According to the Wall Street Journal, insurers have increased their scrutiny of policyholders’ security arrangements as the rise in remote working drives up risk.
Stephen Viña, a senior vice president in Marsh & McLennan Co.’s cyber insurance brokering business, told the WSJ that insurers want more details than ever before.
Describing the surveys insurers ask companies to complete so that their risk can be assessed and their premiums calculated, Viña said: “There are a lot more questions being asked.”
Companies are now expected to supply more details than before regarding how they would respond to a data breach and what action they would take if hit by ransomware or any other form of cyber-attack.
Depending on how the companies answer the survey, they could end up with a costlier policy or in some cases be denied coverage.
Viña said insurers are deeply concerned that working conditions during the pandemic will expose companies to additional risks that simply weren’t considered when their insurance policy was being created.
For example, companies that had tight control over the security of employees working in a central office could face increased and unplanned-for risks as workers toil remotely to comply with lockdown measures, relying on home networks and personal equipment.
Chief innovation officer at London-based insurer CFC Underwriting Ltd. Graeme Newman said policyholders were being asked to show insurers that remote-working situations had been taken into account in their business continuity plans.
Cyber-insurance claims have increased as data breaches and ransomware attacks continue to blight every industry.
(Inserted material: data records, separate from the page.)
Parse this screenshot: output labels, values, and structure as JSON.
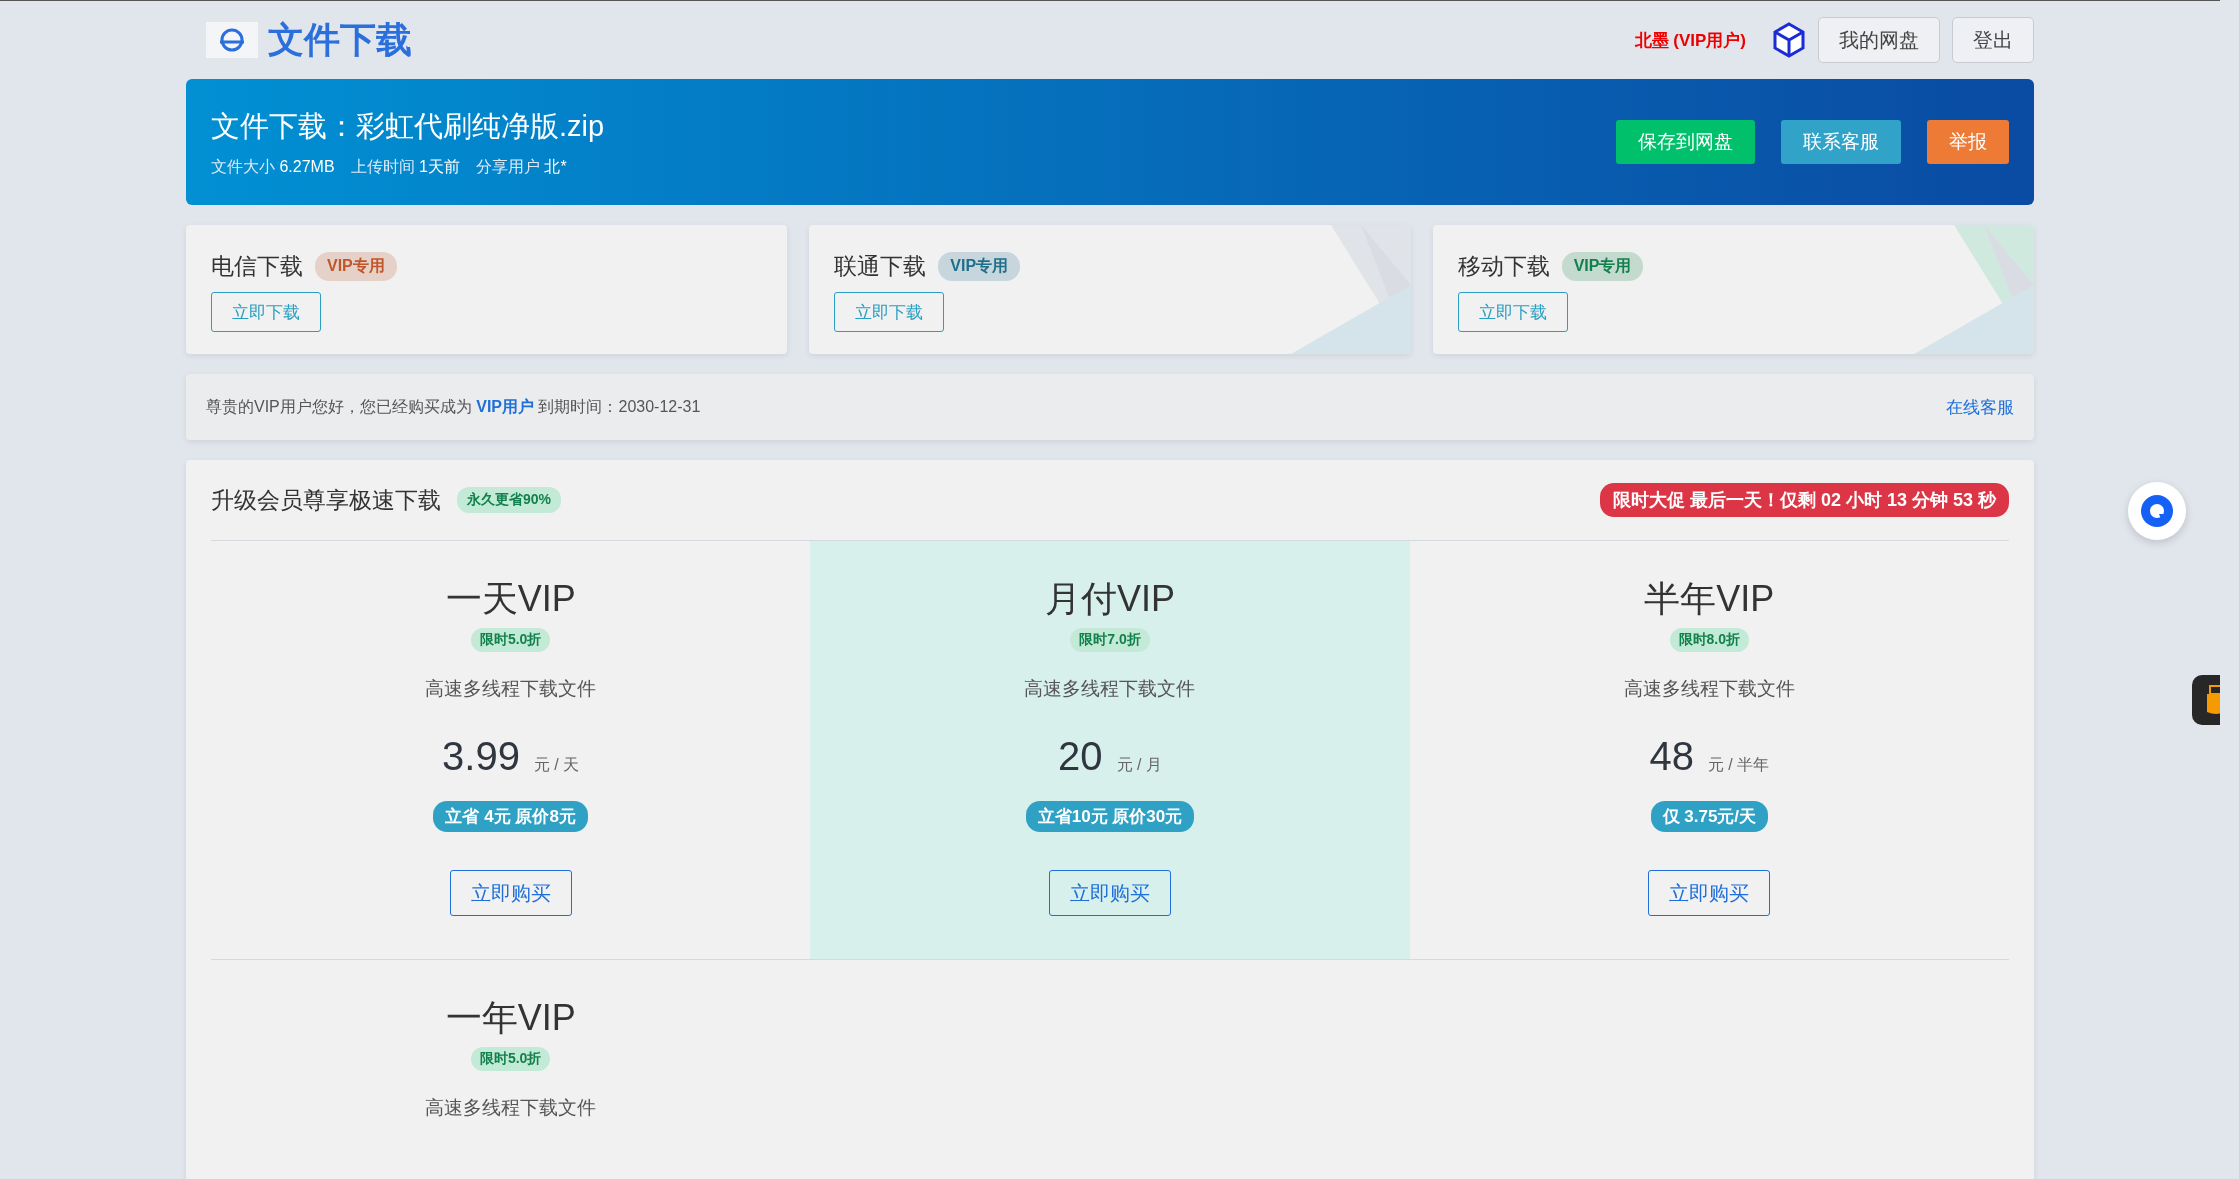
{
  "header": {
    "title": "文件下载",
    "user": "北墨 (VIP用户)",
    "buttons": [
      "我的网盘",
      "登出"
    ]
  },
  "file": {
    "title": "文件下载：彩虹代刷纯净版.zip",
    "meta": [
      {
        "label": "文件大小",
        "value": "6.27MB"
      },
      {
        "label": "上传时间",
        "value": "1天前"
      },
      {
        "label": "分享用户",
        "value": "北*"
      }
    ],
    "actions": [
      {
        "label": "保存到网盘",
        "color": "#00c06b"
      },
      {
        "label": "联系客服",
        "color": "#31a3c8"
      },
      {
        "label": "举报",
        "color": "#ee7b35"
      }
    ]
  },
  "download_cards": [
    {
      "title": "电信下载",
      "badge": "VIP专用",
      "color": "#c0562a",
      "kind": "plain",
      "button": "立即下载"
    },
    {
      "title": "联通下载",
      "badge": "VIP专用",
      "color": "#1f6f8b",
      "kind": "pattern",
      "button": "立即下载"
    },
    {
      "title": "移动下载",
      "badge": "VIP专用",
      "color": "#12804c",
      "kind": "pattern",
      "button": "立即下载"
    }
  ],
  "notice": {
    "text": "尊贵的VIP用户您好，您已经购买成为 **VIP用户** 到期时间：2030-12-31",
    "link": "在线客服"
  },
  "upgrade": {
    "title": "升级会员尊享极速下载",
    "badge": "永久更省90%",
    "promo": "限时大促 最后一天！仅剩 02 小时 13 分钟 53 秒",
    "plans": [
      {
        "name": "一天VIP",
        "discount": "限时5.0折",
        "desc": "高速多线程下载文件",
        "price": "3.99",
        "unit": "元 / 天",
        "saving": "立省 4元 原价8元",
        "button": "立即购买",
        "selected": false
      },
      {
        "name": "月付VIP",
        "discount": "限时7.0折",
        "desc": "高速多线程下载文件",
        "price": "20",
        "unit": "元 / 月",
        "saving": "立省10元 原价30元",
        "button": "立即购买",
        "selected": true
      },
      {
        "name": "半年VIP",
        "discount": "限时8.0折",
        "desc": "高速多线程下载文件",
        "price": "48",
        "unit": "元 / 半年",
        "saving": "仅 3.75元/天",
        "button": "立即购买",
        "selected": false
      },
      {
        "name": "一年VIP",
        "discount": "限时5.0折",
        "desc": "高速多线程下载文件",
        "selected": false
      }
    ]
  }
}
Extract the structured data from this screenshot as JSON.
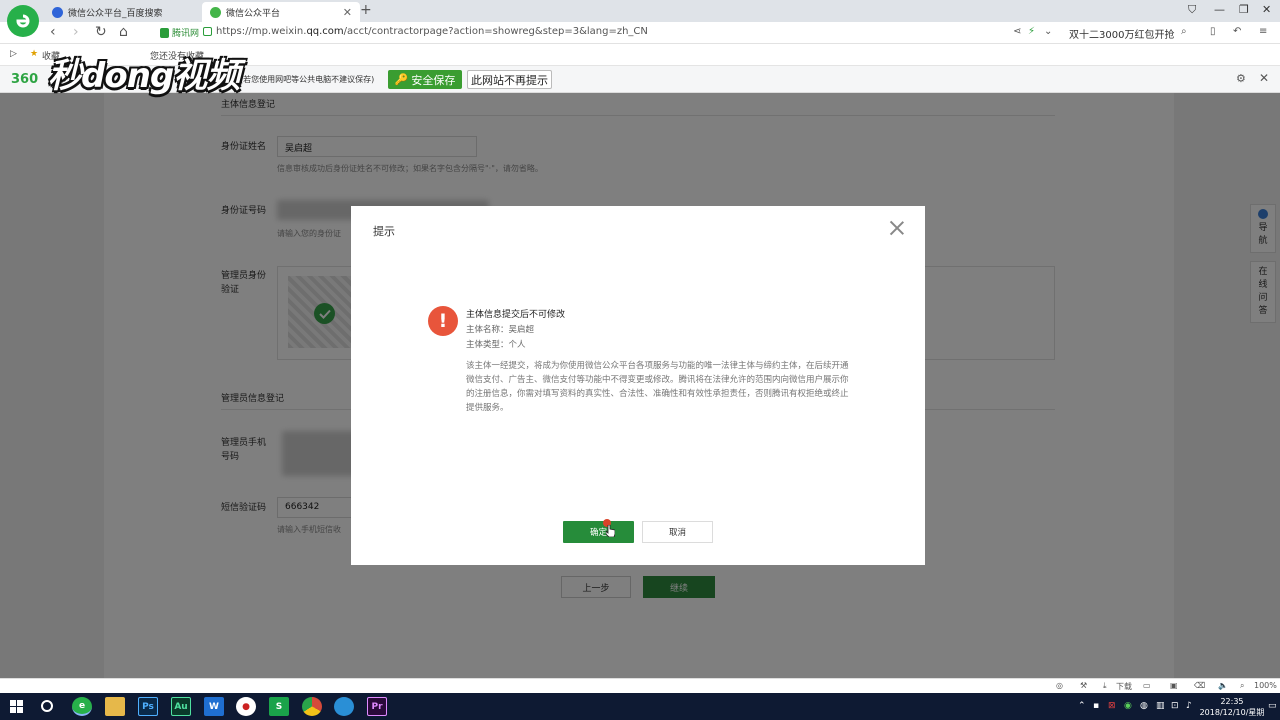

According to data from regulatory filings compiled by Fitch Ratings, direct loss ratios for stand-alone cyber-insurance policies rose to 47% in 2019 from 34% in 2018. Direct loss ratios measure the percentage of income paid to claimants by insurance companies.
Fitch managing director Jim Auden said that although the data is incomplete because it doesn’t contain certain elements, including reimbursements insurers received from their own insurers, it is a good indicator of overall trends.
He said: “We think that with more risk being covered, and maybe newer underwriters getting into the business that don’t have that pricing expertise, that’ll lead to more losses over time.”